As the university continues to top the Princeton Review’s list of most unfriendly colleges for LGBTQ youth, it can be a daunting experience as a transgender student at UTK, especially when it comes to living on campus.
There is no cohesive policy governing accommodations for transgender students. Most residence halls are segregated by biological sex, leaving transgender and other gender non-conforming students with no easy options for dorms. Transgender students are not guaranteed the ability to live in spaces corresponding to their gender identity, which could potentially jeopardize their mental health and irritate their gender dysphoria.
According to the American Psychiatric Association, gender dysphoria is the “conflict between a person’s physical or assigned gender and the gender with which he/she/they identify.” A transgender student may feel severe distress in gendered housing, especially when it comes to using bathroom facilities or being referred to by their “deadname” — the name a transgender person was assigned at birth, but no longer goes by.
“I lived in the girls’ side of Clement Hall my freshman year,” Andrew Davis, a junior student, said. “It made my gender dysphoria extremely terrible.”
Davis, a transgender man, said while he did not outright feel unsafe in a girls’ dorm, he does not recommend the experience.
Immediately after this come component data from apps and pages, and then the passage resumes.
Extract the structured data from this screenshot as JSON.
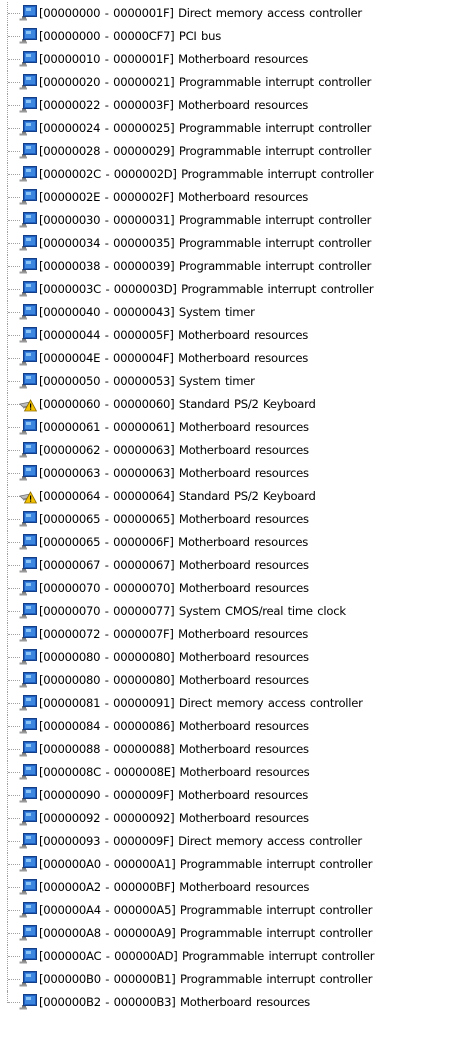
{
  "tree": {
    "rows": [
      {
        "range": "[00000000 - 0000001F]",
        "device": "Direct memory access controller",
        "icon": "device-icon"
      },
      {
        "range": "[00000000 - 00000CF7]",
        "device": "PCI bus",
        "icon": "device-icon"
      },
      {
        "range": "[00000010 - 0000001F]",
        "device": "Motherboard resources",
        "icon": "device-icon"
      },
      {
        "range": "[00000020 - 00000021]",
        "device": "Programmable interrupt controller",
        "icon": "device-icon"
      },
      {
        "range": "[00000022 - 0000003F]",
        "device": "Motherboard resources",
        "icon": "device-icon"
      },
      {
        "range": "[00000024 - 00000025]",
        "device": "Programmable interrupt controller",
        "icon": "device-icon"
      },
      {
        "range": "[00000028 - 00000029]",
        "device": "Programmable interrupt controller",
        "icon": "device-icon"
      },
      {
        "range": "[0000002C - 0000002D]",
        "device": "Programmable interrupt controller",
        "icon": "device-icon"
      },
      {
        "range": "[0000002E - 0000002F]",
        "device": "Motherboard resources",
        "icon": "device-icon"
      },
      {
        "range": "[00000030 - 00000031]",
        "device": "Programmable interrupt controller",
        "icon": "device-icon"
      },
      {
        "range": "[00000034 - 00000035]",
        "device": "Programmable interrupt controller",
        "icon": "device-icon"
      },
      {
        "range": "[00000038 - 00000039]",
        "device": "Programmable interrupt controller",
        "icon": "device-icon"
      },
      {
        "range": "[0000003C - 0000003D]",
        "device": "Programmable interrupt controller",
        "icon": "device-icon"
      },
      {
        "range": "[00000040 - 00000043]",
        "device": "System timer",
        "icon": "device-icon"
      },
      {
        "range": "[00000044 - 0000005F]",
        "device": "Motherboard resources",
        "icon": "device-icon"
      },
      {
        "range": "[0000004E - 0000004F]",
        "device": "Motherboard resources",
        "icon": "device-icon"
      },
      {
        "range": "[00000050 - 00000053]",
        "device": "System timer",
        "icon": "device-icon"
      },
      {
        "range": "[00000060 - 00000060]",
        "device": "Standard PS/2 Keyboard",
        "icon": "keyboard-warning-icon"
      },
      {
        "range": "[00000061 - 00000061]",
        "device": "Motherboard resources",
        "icon": "device-icon"
      },
      {
        "range": "[00000062 - 00000063]",
        "device": "Motherboard resources",
        "icon": "device-icon"
      },
      {
        "range": "[00000063 - 00000063]",
        "device": "Motherboard resources",
        "icon": "device-icon"
      },
      {
        "range": "[00000064 - 00000064]",
        "device": "Standard PS/2 Keyboard",
        "icon": "keyboard-warning-icon"
      },
      {
        "range": "[00000065 - 00000065]",
        "device": "Motherboard resources",
        "icon": "device-icon"
      },
      {
        "range": "[00000065 - 0000006F]",
        "device": "Motherboard resources",
        "icon": "device-icon"
      },
      {
        "range": "[00000067 - 00000067]",
        "device": "Motherboard resources",
        "icon": "device-icon"
      },
      {
        "range": "[00000070 - 00000070]",
        "device": "Motherboard resources",
        "icon": "device-icon"
      },
      {
        "range": "[00000070 - 00000077]",
        "device": "System CMOS/real time clock",
        "icon": "device-icon"
      },
      {
        "range": "[00000072 - 0000007F]",
        "device": "Motherboard resources",
        "icon": "device-icon"
      },
      {
        "range": "[00000080 - 00000080]",
        "device": "Motherboard resources",
        "icon": "device-icon"
      },
      {
        "range": "[00000080 - 00000080]",
        "device": "Motherboard resources",
        "icon": "device-icon"
      },
      {
        "range": "[00000081 - 00000091]",
        "device": "Direct memory access controller",
        "icon": "device-icon"
      },
      {
        "range": "[00000084 - 00000086]",
        "device": "Motherboard resources",
        "icon": "device-icon"
      },
      {
        "range": "[00000088 - 00000088]",
        "device": "Motherboard resources",
        "icon": "device-icon"
      },
      {
        "range": "[0000008C - 0000008E]",
        "device": "Motherboard resources",
        "icon": "device-icon"
      },
      {
        "range": "[00000090 - 0000009F]",
        "device": "Motherboard resources",
        "icon": "device-icon"
      },
      {
        "range": "[00000092 - 00000092]",
        "device": "Motherboard resources",
        "icon": "device-icon"
      },
      {
        "range": "[00000093 - 0000009F]",
        "device": "Direct memory access controller",
        "icon": "device-icon"
      },
      {
        "range": "[000000A0 - 000000A1]",
        "device": "Programmable interrupt controller",
        "icon": "device-icon"
      },
      {
        "range": "[000000A2 - 000000BF]",
        "device": "Motherboard resources",
        "icon": "device-icon"
      },
      {
        "range": "[000000A4 - 000000A5]",
        "device": "Programmable interrupt controller",
        "icon": "device-icon"
      },
      {
        "range": "[000000A8 - 000000A9]",
        "device": "Programmable interrupt controller",
        "icon": "device-icon"
      },
      {
        "range": "[000000AC - 000000AD]",
        "device": "Programmable interrupt controller",
        "icon": "device-icon"
      },
      {
        "range": "[000000B0 - 000000B1]",
        "device": "Programmable interrupt controller",
        "icon": "device-icon"
      },
      {
        "range": "[000000B2 - 000000B3]",
        "device": "Motherboard resources",
        "icon": "device-icon"
      }
    ]
  },
  "colors": {
    "guide": "#a0a0a0",
    "device_body": "#2a6fd4",
    "device_accent": "#6fb0f0",
    "warning_yellow": "#f2c200"
  }
}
He terminated his housing contract in February of 2019 to seek an off-campus apartment.
Richard Swearingen, assistant director of administrative services at University Housing, explained that his department is able to waive the residency requirement for freshman students if needed.
“While our focus is on assisting the student in having a full residential campus experience, if the student feels like living off campus is the best path to meet their needs I can authorize an exemption to the first-year residency requirement,” Swearingen said.
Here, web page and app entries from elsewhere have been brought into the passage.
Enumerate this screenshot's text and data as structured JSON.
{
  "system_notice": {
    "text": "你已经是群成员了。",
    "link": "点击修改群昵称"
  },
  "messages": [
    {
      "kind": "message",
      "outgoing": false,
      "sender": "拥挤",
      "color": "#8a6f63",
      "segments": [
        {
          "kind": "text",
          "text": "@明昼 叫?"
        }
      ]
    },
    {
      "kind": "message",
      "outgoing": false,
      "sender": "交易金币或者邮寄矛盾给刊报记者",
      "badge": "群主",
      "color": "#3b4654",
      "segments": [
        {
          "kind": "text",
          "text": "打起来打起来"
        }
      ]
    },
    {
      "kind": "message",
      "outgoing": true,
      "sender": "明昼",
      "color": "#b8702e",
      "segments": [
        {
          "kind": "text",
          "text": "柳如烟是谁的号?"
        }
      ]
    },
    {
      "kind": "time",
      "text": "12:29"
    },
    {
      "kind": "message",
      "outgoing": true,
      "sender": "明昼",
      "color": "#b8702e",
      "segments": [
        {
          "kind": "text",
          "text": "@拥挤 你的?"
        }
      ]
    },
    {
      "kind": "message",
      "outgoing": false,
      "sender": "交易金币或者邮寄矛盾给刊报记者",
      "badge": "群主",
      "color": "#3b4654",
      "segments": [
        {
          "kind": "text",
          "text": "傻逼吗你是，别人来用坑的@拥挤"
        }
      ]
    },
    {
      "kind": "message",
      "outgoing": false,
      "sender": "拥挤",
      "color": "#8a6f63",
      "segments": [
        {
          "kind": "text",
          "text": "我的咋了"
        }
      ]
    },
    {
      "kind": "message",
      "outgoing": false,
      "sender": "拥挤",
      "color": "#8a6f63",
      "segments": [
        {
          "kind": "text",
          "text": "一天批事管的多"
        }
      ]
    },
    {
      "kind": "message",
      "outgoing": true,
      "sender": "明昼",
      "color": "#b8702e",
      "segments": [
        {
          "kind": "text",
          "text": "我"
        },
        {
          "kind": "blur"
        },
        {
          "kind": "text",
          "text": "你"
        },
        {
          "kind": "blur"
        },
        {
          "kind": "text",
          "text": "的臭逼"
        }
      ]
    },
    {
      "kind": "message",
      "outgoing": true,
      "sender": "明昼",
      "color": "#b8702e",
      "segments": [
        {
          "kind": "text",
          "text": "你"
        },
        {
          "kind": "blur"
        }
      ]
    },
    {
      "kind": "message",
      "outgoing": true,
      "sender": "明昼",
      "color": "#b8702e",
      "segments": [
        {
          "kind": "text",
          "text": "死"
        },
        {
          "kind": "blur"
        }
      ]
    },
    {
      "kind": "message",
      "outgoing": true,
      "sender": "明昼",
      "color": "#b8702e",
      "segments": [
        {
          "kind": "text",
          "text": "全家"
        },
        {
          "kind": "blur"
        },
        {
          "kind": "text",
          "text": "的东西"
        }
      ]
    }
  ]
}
Swearingen is also the first point of contact for any student seeking special housing accommodations. Transgender students who wish to live on campus are encouraged to reach out to him and discuss their individual situations.
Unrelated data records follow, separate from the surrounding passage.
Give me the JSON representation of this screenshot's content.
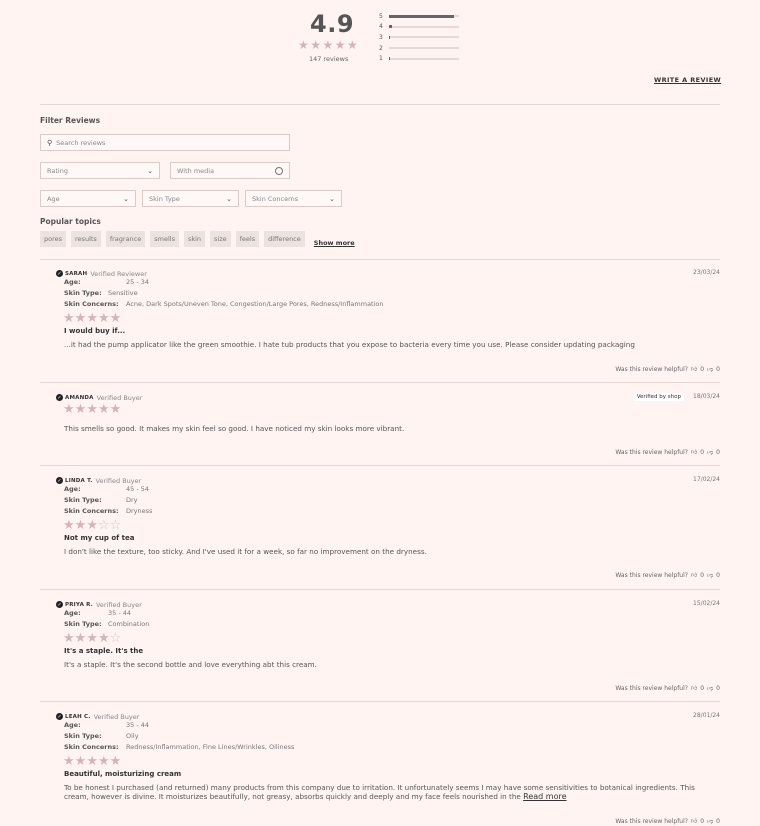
{
  "summary": {
    "score": "4.9",
    "stars": "★★★★★",
    "count": "147 reviews",
    "breakdown": [
      {
        "label": "5",
        "fraction": 0.93
      },
      {
        "label": "4",
        "fraction": 0.04
      },
      {
        "label": "3",
        "fraction": 0.02
      },
      {
        "label": "2",
        "fraction": 0.0
      },
      {
        "label": "1",
        "fraction": 0.01
      }
    ],
    "write_review": "WRITE A REVIEW"
  },
  "filters": {
    "title": "Filter Reviews",
    "search_placeholder": "Search reviews",
    "rating": "Rating",
    "with_media": "With media",
    "age": "Age",
    "skin_type": "Skin Type",
    "skin_concerns": "Skin Concerns"
  },
  "topics": {
    "title": "Popular topics",
    "chips": [
      "pores",
      "results",
      "fragrance",
      "smells",
      "skin",
      "size",
      "feels",
      "difference"
    ],
    "show_more": "Show more"
  },
  "helpful_label": "Was this review helpful?",
  "reviews": [
    {
      "author": "SARAH",
      "badge": "Verified Reviewer",
      "date": "23/03/24",
      "age_label": "Age:",
      "age": "25 - 34",
      "skin_type_label": "Skin Type:",
      "skin_type": "Sensitive",
      "concerns_label": "Skin Concerns:",
      "concerns": "Acne, Dark Spots/Uneven Tone, Congestion/Large Pores, Redness/Inflammation",
      "rating": 5,
      "title": "I would buy if...",
      "body": "...it had the pump applicator like the green smoothie. I hate tub products that you expose to bacteria every time you use. Please consider updating packaging",
      "up": "0",
      "down": "0"
    },
    {
      "author": "AMANDA",
      "badge": "Verified Buyer",
      "date": "18/03/24",
      "shop_badge": "Verified by shop",
      "rating": 5,
      "body": "This smells so good. It makes my skin feel so good. I have noticed my skin looks more vibrant.",
      "up": "0",
      "down": "0"
    },
    {
      "author": "LINDA T.",
      "badge": "Verified Buyer",
      "date": "17/02/24",
      "age_label": "Age:",
      "age": "45 - 54",
      "skin_type_label": "Skin Type:",
      "skin_type": "Dry",
      "concerns_label": "Skin Concerns:",
      "concerns": "Dryness",
      "rating": 3,
      "title": "Not my cup of tea",
      "body": "I don't like the texture, too sticky. And I've used it for a week, so far no improvement on the dryness.",
      "up": "0",
      "down": "0"
    },
    {
      "author": "PRIYA R.",
      "badge": "Verified Buyer",
      "date": "15/02/24",
      "age_label": "Age:",
      "age": "35 - 44",
      "skin_type_label": "Skin Type:",
      "skin_type": "Combination",
      "rating": 4,
      "title": "It's a staple. It's the",
      "body": "It's a staple. It's the second bottle and love everything abt this cream.",
      "up": "0",
      "down": "0"
    },
    {
      "author": "LEAH C.",
      "badge": "Verified Buyer",
      "date": "28/01/24",
      "age_label": "Age:",
      "age": "35 - 44",
      "skin_type_label": "Skin Type:",
      "skin_type": "Oily",
      "concerns_label": "Skin Concerns:",
      "concerns": "Redness/Inflammation, Fine Lines/Wrinkles, Oiliness",
      "rating": 5,
      "title": "Beautiful, moisturizing cream",
      "body": "To be honest I purchased (and returned) many products from this company due to irritation. It unfortunately seems I may have some sensitivities to botanical ingredients. This cream, however is divine. It moisturizes beautifully, not greasy, absorbs quickly and deeply and my face feels nourished in the",
      "read_more": "Read more",
      "up": "0",
      "down": "0"
    }
  ],
  "colors": {
    "background": "#fff4f1",
    "star": "#d3b4b8",
    "bar": "#666666"
  }
}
“Students with questions related to gender identity and housing accommodations reach out directly to me on an individual basis, and I schedule a follow up meeting with them,” Swearingen said. “We have an intentional conversation to understand their exact needs and expectations, and to discuss customized and flexible solutions.”
While trans and non-binary students may have limited options on campus, finding off-campus accommodations is relatively easy. There is no shortage of affordable apartments in Fort Sanders and surrounding areas, and with abundant public transport, it is easy to get around even without a personal vehicle. The university operates a website where students can search for apartments and rooms for rent, and there is a roommate search function as well.
Regardless of housing status, the university offers an array of resources for transgender students. UT’s Commission for LGBT People issued a resource guide for trans and non-binary students, which can be accessed here. The Pride Center is open and happy to assist trans students, although COVID has forced them to close their Melrose Place lounge to walk-ins.
Another important health resource on campus is the Center for Health Education and Wellness, located in the Student Health Center. Both the Pride Center and CHEW offer safe sex supplies, as well as sexual health programming geared toward LGBTQ youth.
The Gender Clinic at the Student Health Center is also a great, albeit lesser-known, resource for those transitioning. It is located in the Sports Medicine Clinic, and the staff can help with hormone therapy and other related health matters. Students interested in their services should not schedule an appointment through the regular appointment booking system, but instead should contact the Sports Medicine Clinic directly at (865) 974-5663. Students should keep in mind that certain services may not be available due to COVID-19.